The 2020 college football season has reached that wonderful time of year known as Bowl Season. Of course, like everything else in college football and the world this year, it doesn’t look like the Bowl Season we’re used to seeing. Due to so many teams opting out of the postseason and plenty of other bowls canceling the festivities this season, we only have 28 bowls. Last year, we had 39 — and the number was supposed to increase in 2020.
Also, the regular season ended on Saturday, meaning Bowl Season starts less than 48 hours after the regular season ends. And it’s starting on a Monday afternoon in Myrtle Beach, South Carolina. Usually, when you find yourself in Myrtle Beach on a Monday afternoon, it means you just woke up from the night before with one hell of a headache.
Oh, and did I mention that the Rose Bowl is being played in Texas? Yeah, the Rose Bowl is being played in Texas this year. But other than all of that, this Bowl Season looks just like any other — except the term is now capitalized for some corporate reasons. And there’s the fact that a ton of teams with losing records are playing in games.
But I digress! If you’re looking for some normalcy, my method for ranking the bowls has not changed. I still approach this process by looking at three key areas that are more impactful.
- Strength of the teams: Generally speaking, games with good teams will more often lead to better games.
- Matchup quality: A team can be good and rated highly in my system, but if it’s going against a team that will be favored by at least two touchdowns over it, odds are the game won’t be that entertaining.

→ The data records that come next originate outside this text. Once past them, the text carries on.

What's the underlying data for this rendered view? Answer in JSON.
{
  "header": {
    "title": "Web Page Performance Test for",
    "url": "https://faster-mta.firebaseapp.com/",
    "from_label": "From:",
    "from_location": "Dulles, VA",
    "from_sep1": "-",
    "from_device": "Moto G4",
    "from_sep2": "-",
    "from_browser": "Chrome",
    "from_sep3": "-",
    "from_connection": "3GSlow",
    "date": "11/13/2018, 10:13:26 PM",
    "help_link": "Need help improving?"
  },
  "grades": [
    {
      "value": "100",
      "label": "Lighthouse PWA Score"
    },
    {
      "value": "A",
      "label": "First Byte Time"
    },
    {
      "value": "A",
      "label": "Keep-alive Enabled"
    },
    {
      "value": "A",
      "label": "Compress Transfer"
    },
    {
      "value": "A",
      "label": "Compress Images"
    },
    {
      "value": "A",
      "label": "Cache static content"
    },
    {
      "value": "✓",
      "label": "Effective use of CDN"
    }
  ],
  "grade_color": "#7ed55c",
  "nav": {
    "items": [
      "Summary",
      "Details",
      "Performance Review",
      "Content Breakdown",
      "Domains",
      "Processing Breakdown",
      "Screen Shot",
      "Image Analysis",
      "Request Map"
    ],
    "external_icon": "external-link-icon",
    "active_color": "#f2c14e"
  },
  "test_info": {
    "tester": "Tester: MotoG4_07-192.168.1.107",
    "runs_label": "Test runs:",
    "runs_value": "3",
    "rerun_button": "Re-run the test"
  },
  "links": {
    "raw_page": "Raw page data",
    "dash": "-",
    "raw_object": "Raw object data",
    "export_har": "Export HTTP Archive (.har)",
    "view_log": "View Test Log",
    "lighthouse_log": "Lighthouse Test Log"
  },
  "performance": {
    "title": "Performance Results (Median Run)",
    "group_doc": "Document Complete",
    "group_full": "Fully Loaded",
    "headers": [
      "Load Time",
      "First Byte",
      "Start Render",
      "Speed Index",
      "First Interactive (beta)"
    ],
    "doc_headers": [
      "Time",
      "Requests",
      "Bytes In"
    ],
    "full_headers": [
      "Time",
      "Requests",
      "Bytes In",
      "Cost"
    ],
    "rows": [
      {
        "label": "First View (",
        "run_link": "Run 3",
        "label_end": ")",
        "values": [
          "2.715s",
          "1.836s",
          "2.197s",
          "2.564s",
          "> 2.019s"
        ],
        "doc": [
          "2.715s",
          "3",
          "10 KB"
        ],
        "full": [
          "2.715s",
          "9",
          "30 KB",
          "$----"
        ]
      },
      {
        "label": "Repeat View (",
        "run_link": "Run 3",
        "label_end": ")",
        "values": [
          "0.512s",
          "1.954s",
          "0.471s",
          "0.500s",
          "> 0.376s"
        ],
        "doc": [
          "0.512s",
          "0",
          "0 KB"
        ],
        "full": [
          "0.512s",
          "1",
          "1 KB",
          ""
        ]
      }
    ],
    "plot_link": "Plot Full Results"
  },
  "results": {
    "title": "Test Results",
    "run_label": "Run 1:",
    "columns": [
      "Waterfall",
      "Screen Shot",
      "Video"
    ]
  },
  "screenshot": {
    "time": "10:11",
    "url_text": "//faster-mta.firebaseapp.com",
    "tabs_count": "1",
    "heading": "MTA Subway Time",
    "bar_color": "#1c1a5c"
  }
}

- Styles of play: Styles make fights, and every team has its style. Some may make for intriguing matchups, while others could lead to a dull, boring game.
Then when things are close, I take a look at potential storylines. You know, like when a coach is facing his former school or the game is being played inside an active volcano (maybe next year). So, now that you know how it works let’s get to ranking. All times listed are Eastern, and all dates are Gregorian.
Dec. 21, 2:30 p.m. — Congratulations, Myrtle Beach Bowl. Not only are you the first bowl of the season, but you’re the first on this list. Unfortunately, that means you’re also the worst. Listen, there’s nothing I love more than a football stadium with teal turf and an end zone that’s separated from a street by a chain-link fence, but this matchup isn’t very appealing. Appalachian State is a lot better than the 4-5 North Texas squad it’ll be facing. The spread in this game is roughly three touchdowns for a reason. It’s not likely to be close with the Mountaineers (8-3) a threat for a potential blowout. Appalachian State is 5-0 all-time in bowl games.
Dec. 23, 3 p.m. — You know, in a normal year, being rewarded with a free trip to New Orleans is something to be celebrated. I’m not so sure the city has the same charm when you’re socially distanced. Of course, I doubt the players will see much outside of the hotel lobby while in town anyway. Stylistically, there’s a chance for some fun here. Georgia Southern runs an…